What Executives Think of Their Own Health System’s Performance

By David Burda, News Editor & Columnist, 4sight Health
Twitter: @davidrburda
Twitter: @4sighthealth_

They say the first step to recovery is admitting you have a problem. That sage advice apparently applies equally to people suffering from an addiction and people running a health system.

A new study in the Journal of Healthcare Management reveals a big gap between what many executives think of their health system’s performance and how their system actually performs. You can download this interesting look at healthcare executive denial here.

Researchers from the Rand Corp. wanted to know if there was any connection between the subjective performance of a health system, as expressed by senior executives, and the objective performance of the same health system, as measured by publicly available quality of care and patient safety indicators.

To find out, the researchers interviewed 138 executives at 24 health systems in four states: California, Minnesota, Washington and Wisconsin. Each of those states has an independent agency or organization that collects and reports performance data from hospitals, health systems and medical practices. The study did not identify the executives or the health systems.

Using the objective data from the state agencies and organizations, the researchers separated the 24 health systems into three buckets—high, medium and low performers—based on how well the systems scored on the publicly available performance measures. Of the 24 systems, nine were high performers, eight were medium performers and seven were low performers.

Then the researchers interviewed the executives from the systems, asking them whether they thought their system was a high performer, medium performer or low performer and why. They also asked the executives about the factors that separate the high performers from the low performers.

In 14 of the 24 cases, subjective performance was different from objective performance:

  • Six execs said their system’s performance was high when it was actually low
  • Five execs said their system’s performance was high when it was actually medium
  • One exec said their system’s performance was medium when it was actually low
  • And two execs said their system’s performance was medium when it was actually high

None of the executives rated their system’s performance as low although seven of the systems were objectively low performers.

In the 14 cases where subjective performance differed from objective performance, the executives cited a number of reasons other than clinical quality and safety for giving their system high marks, according to the study, including:

  • Comparisons to the performance of local competitors
  • Performance in national rankings
  • High customer satisfaction and loyalty
  • Effective leadership
  • Strong financial performance

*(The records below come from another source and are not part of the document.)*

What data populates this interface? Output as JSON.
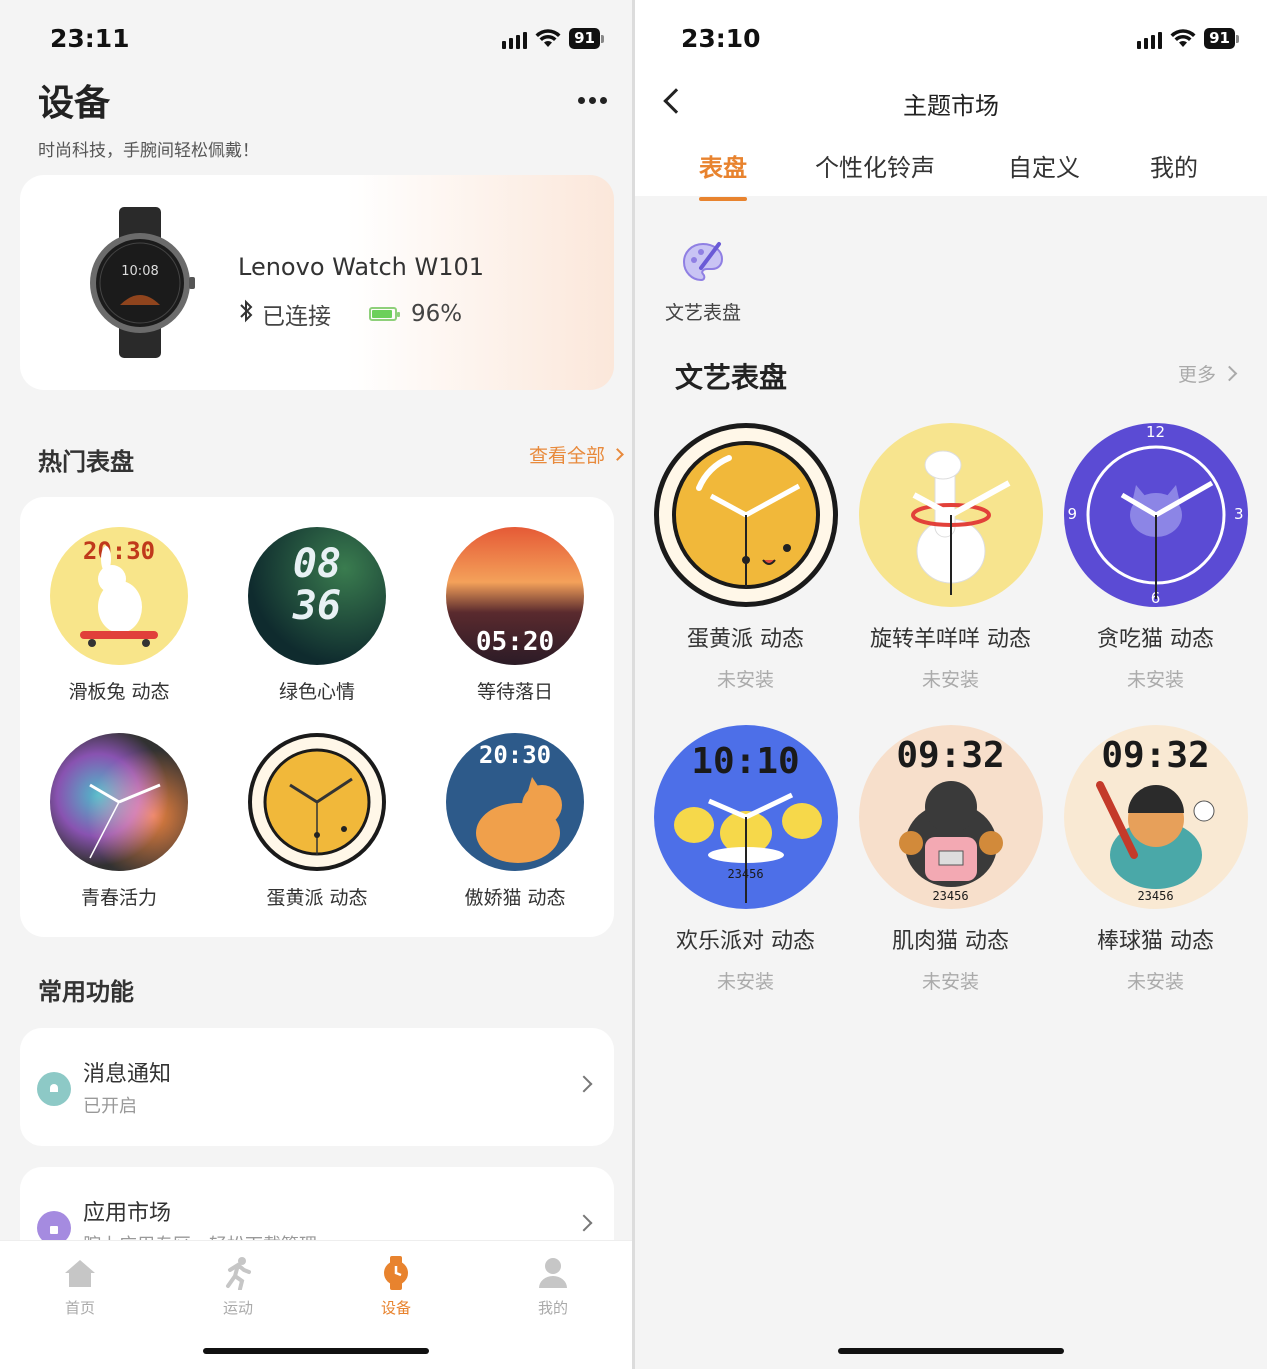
{
  "left": {
    "status": {
      "time": "23:11",
      "battery": "91"
    },
    "title": "设备",
    "subtitle": "时尚科技，手腕间轻松佩戴！",
    "device": {
      "name": "Lenovo Watch W101",
      "connection": "已连接",
      "battery": "96%",
      "watch_time": "10:08"
    },
    "hot": {
      "title": "热门表盘",
      "view_all": "查看全部",
      "items": [
        {
          "label": "滑板兔 动态",
          "face_time": "20:30"
        },
        {
          "label": "绿色心情",
          "face_top": "08",
          "face_bottom": "36"
        },
        {
          "label": "等待落日",
          "face_time": "05:20"
        },
        {
          "label": "青春活力"
        },
        {
          "label": "蛋黄派 动态"
        },
        {
          "label": "傲娇猫 动态",
          "face_time": "20:30"
        }
      ]
    },
    "common": {
      "title": "常用功能",
      "items": [
        {
          "title": "消息通知",
          "sub": "已开启"
        },
        {
          "title": "应用市场",
          "sub": "腕上应用专区，轻松下载管理"
        }
      ]
    },
    "tabs": [
      {
        "label": "首页",
        "icon": "home-icon"
      },
      {
        "label": "运动",
        "icon": "run-icon"
      },
      {
        "label": "设备",
        "icon": "watch-icon"
      },
      {
        "label": "我的",
        "icon": "user-icon"
      }
    ],
    "accent": "#e8832e"
  },
  "right": {
    "status": {
      "time": "23:10",
      "battery": "91"
    },
    "title": "主题市场",
    "tabs": [
      "表盘",
      "个性化铃声",
      "自定义",
      "我的"
    ],
    "category": {
      "label": "文艺表盘",
      "icon": "palette-brush-icon"
    },
    "section": {
      "title": "文艺表盘",
      "more": "更多"
    },
    "faces": [
      {
        "label": "蛋黄派 动态",
        "status": "未安装"
      },
      {
        "label": "旋转羊咩咩 动态",
        "status": "未安装"
      },
      {
        "label": "贪吃猫 动态",
        "status": "未安装",
        "n12": "12",
        "n3": "3",
        "n6": "6",
        "n9": "9"
      },
      {
        "label": "欢乐派对 动态",
        "status": "未安装",
        "face_time": "10:10",
        "steps": "23456"
      },
      {
        "label": "肌肉猫 动态",
        "status": "未安装",
        "face_time": "09:32",
        "steps": "23456"
      },
      {
        "label": "棒球猫 动态",
        "status": "未安装",
        "face_time": "09:32",
        "steps": "23456"
      }
    ]
  }
}
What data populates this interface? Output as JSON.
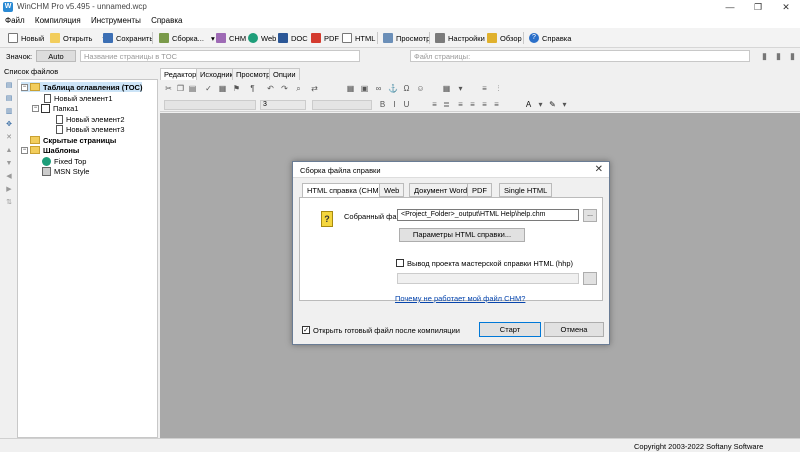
{
  "window": {
    "title": "WinCHM Pro v5.495 - unnamed.wcp",
    "icon": "winchm-app-icon"
  },
  "menu": [
    "Файл",
    "Компиляция",
    "Инструменты",
    "Справка"
  ],
  "toolbar": {
    "new": "Новый",
    "open": "Открыть",
    "save": "Сохранить",
    "build": "Сборка...",
    "chm": "CHM",
    "web": "Web",
    "doc": "DOC",
    "pdf": "PDF",
    "html": "HTML",
    "preview": "Просмотр",
    "settings": "Настройки",
    "browse": "Обзор",
    "help": "Справка"
  },
  "bar2": {
    "icon_label": "Значок:",
    "auto": "Auto",
    "page_name_placeholder": "Название страницы в TOC",
    "page_file_placeholder": "Файл страницы:"
  },
  "left_panel": {
    "header": "Список файлов"
  },
  "tree": [
    {
      "label": "Таблица оглавления (TOC)",
      "type": "folder",
      "bold": true,
      "level": 0
    },
    {
      "label": "Новый элемент1",
      "type": "doc",
      "level": 1
    },
    {
      "label": "Папка1",
      "type": "book",
      "level": 1
    },
    {
      "label": "Новый элемент2",
      "type": "doc",
      "level": 2
    },
    {
      "label": "Новый элемент3",
      "type": "doc",
      "level": 2
    },
    {
      "label": "Скрытые страницы",
      "type": "folder",
      "bold": true,
      "level": 0
    },
    {
      "label": "Шаблоны",
      "type": "folder",
      "bold": true,
      "level": 0
    },
    {
      "label": "Fixed Top",
      "type": "globe",
      "level": 1
    },
    {
      "label": "MSN Style",
      "type": "window",
      "level": 1
    }
  ],
  "editor_tabs": [
    "Редактор",
    "Исходник",
    "Просмотр",
    "Опции темы"
  ],
  "editor_toolbar": {
    "font_size": "3"
  },
  "dialog": {
    "title": "Сборка файла справки",
    "tabs": [
      "HTML справка (CHM)",
      "Web",
      "Документ Word",
      "PDF",
      "Single HTML"
    ],
    "compiled_file_label": "Собранный файл:",
    "compiled_file_value": "<Project_Folder>_output\\HTML Help\\help.chm",
    "params_button": "Параметры HTML справки...",
    "hhp_checkbox_label": "Вывод проекта мастерской справки HTML (hhp)",
    "why_link": "Почему не работает мой файл CHM?",
    "open_after_label": "Открыть готовый файл после компиляции",
    "start_button": "Старт",
    "cancel_button": "Отмена",
    "dots": "..."
  },
  "status": {
    "copyright": "Copyright 2003-2022 Softany Software"
  }
}
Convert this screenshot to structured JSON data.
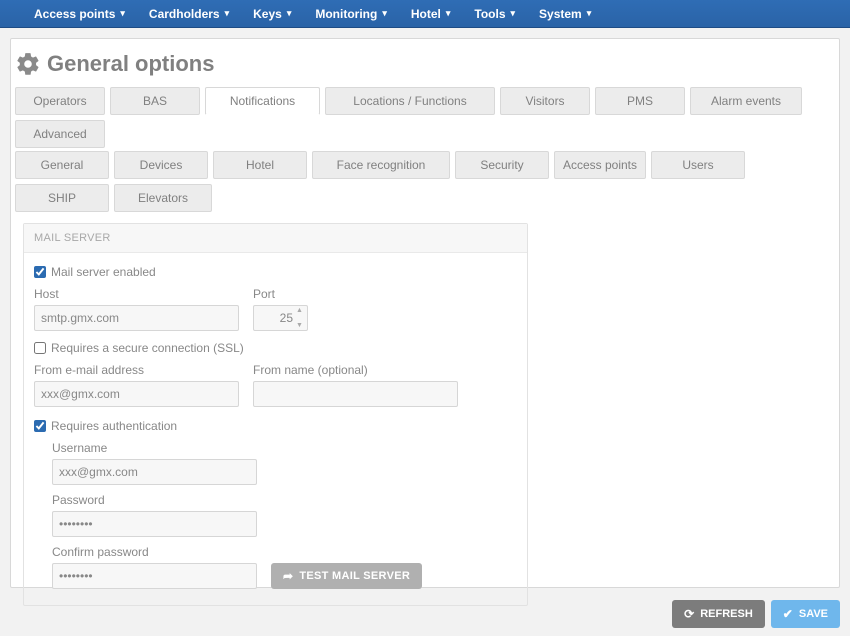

None of that really matters much to a patient if the care is lousy, dangerous or expensive.

In the two cases where the execs said their systems performed worse than they actually did, the execs, the study said, “… reported substantial variation in performance across the system and commented on the need to standardize operations and better align organizational cultures across clinical sites.”

Those are the health systems where you’d want to go if you were a patient. They’re better than they think they are. They have a chip on their shoulder. And they know what they have to do to get better. Improvement starts with self-awareness.

As for what makes the difference between a high-performing health system and a low-performing one, the executives almost universally cited three factors:

  • Organizational culture
  • Organizational governance
  • Staff engagement and satisfaction

Yet, clearly, many of the health system execs in the study don’t take their own advice.

If you want to learn more on this topic, please read “Should Consumers Trust Hospital Advertising?” on 4sighthealth.com. You already know that answer, but it’s worth your time.

Thanks for reading.

This article was originally published on 4sight Health and is republished here with permission.